Work task. Copy every line from the data below in which the string "icon" can be found.

Page and application data records:
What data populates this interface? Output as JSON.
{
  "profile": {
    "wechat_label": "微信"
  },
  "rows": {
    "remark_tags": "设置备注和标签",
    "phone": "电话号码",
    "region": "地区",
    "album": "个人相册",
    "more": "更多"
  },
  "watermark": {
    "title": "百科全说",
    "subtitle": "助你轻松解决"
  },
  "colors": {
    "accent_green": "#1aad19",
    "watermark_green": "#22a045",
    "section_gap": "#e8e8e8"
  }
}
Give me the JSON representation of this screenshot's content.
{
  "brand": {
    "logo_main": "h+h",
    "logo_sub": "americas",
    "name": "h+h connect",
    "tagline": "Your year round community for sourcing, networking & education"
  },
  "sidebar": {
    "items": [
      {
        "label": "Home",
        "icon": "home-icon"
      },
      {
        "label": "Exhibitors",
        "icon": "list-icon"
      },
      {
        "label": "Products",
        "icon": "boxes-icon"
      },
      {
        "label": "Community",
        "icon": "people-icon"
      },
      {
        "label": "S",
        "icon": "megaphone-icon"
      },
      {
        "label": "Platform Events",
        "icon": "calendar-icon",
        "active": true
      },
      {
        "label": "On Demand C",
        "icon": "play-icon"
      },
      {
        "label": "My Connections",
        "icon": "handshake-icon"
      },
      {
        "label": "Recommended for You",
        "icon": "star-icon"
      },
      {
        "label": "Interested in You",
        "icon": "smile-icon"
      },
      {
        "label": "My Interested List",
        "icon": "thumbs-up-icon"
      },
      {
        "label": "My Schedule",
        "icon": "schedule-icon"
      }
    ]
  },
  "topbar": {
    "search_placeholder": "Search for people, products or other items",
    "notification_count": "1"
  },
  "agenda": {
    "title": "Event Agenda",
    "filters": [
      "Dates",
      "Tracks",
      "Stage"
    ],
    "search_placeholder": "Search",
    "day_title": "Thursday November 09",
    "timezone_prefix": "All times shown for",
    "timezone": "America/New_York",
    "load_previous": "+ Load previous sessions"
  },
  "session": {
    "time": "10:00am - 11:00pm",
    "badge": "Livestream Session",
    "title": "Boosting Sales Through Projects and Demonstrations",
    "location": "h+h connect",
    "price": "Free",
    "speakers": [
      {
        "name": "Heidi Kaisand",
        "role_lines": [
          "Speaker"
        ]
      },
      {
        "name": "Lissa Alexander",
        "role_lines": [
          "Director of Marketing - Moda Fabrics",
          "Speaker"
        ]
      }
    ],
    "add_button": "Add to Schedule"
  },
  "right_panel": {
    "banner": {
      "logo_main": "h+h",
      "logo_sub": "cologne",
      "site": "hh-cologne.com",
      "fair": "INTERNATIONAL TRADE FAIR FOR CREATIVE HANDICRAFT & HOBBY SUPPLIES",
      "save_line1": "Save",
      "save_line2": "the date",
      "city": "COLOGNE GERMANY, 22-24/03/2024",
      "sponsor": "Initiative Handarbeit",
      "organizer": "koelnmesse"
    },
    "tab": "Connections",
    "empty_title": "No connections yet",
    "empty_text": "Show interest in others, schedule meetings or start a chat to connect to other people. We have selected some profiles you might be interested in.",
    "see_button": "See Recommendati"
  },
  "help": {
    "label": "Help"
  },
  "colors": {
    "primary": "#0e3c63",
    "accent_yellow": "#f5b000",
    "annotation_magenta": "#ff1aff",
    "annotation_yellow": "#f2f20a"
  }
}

Worked solution.
        "icon": "home-icon"
        "icon": "list-icon"
        "icon": "boxes-icon"
        "icon": "people-icon"
        "icon": "megaphone-icon"
        "icon": "calendar-icon",
        "icon": "play-icon"
        "icon": "handshake-icon"
        "icon": "star-icon"
        "icon": "smile-icon"
        "icon": "thumbs-up-icon"
        "icon": "schedule-icon"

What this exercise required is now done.